─── Entries shown ───

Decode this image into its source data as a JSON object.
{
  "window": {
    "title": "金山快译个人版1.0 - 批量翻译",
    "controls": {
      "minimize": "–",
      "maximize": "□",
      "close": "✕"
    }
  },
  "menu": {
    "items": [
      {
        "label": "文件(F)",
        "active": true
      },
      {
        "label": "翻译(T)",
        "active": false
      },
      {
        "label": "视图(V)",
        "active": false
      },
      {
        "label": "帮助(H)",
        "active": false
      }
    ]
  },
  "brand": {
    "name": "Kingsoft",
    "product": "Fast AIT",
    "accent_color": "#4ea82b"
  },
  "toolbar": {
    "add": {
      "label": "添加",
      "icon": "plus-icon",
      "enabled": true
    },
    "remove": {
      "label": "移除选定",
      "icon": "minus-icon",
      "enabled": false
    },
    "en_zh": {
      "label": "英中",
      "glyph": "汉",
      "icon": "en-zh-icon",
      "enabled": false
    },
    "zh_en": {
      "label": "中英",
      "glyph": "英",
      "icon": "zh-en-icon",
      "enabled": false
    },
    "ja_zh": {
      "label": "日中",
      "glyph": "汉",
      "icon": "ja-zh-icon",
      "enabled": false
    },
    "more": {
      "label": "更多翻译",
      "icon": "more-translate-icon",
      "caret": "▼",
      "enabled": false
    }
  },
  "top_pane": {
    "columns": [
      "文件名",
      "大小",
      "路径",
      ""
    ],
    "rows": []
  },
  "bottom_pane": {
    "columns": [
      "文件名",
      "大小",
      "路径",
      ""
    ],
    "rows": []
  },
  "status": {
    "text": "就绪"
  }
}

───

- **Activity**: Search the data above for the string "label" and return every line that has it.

- **Solution to this exercise**:
        "label": "文件(F)",
        "label": "翻译(T)",
        "label": "视图(V)",
        "label": "帮助(H)",
      "label": "添加",
      "label": "移除选定",
      "label": "英中",
      "label": "中英",
      "label": "日中",
      "label": "更多翻译",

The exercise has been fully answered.